### YOUR GOAL:
For the records below, give the number of lines where the string "name" occurs. Include nothing else.

'''

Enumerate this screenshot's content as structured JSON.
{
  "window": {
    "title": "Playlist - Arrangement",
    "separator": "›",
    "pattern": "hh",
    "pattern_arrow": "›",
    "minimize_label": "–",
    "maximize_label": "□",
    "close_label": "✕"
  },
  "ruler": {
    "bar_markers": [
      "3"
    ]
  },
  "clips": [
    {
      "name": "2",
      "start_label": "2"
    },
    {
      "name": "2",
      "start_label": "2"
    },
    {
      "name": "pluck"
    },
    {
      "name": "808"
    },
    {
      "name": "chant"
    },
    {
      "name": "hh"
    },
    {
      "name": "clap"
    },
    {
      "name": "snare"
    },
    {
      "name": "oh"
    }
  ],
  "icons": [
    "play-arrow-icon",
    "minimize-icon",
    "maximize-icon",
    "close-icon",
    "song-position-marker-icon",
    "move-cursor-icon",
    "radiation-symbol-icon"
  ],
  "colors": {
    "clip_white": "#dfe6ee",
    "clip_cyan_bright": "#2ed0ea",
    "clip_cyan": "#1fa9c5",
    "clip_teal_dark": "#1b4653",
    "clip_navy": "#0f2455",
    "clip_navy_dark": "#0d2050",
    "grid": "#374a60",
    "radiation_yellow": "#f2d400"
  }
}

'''

### ANSWER FOR THE TASK:
9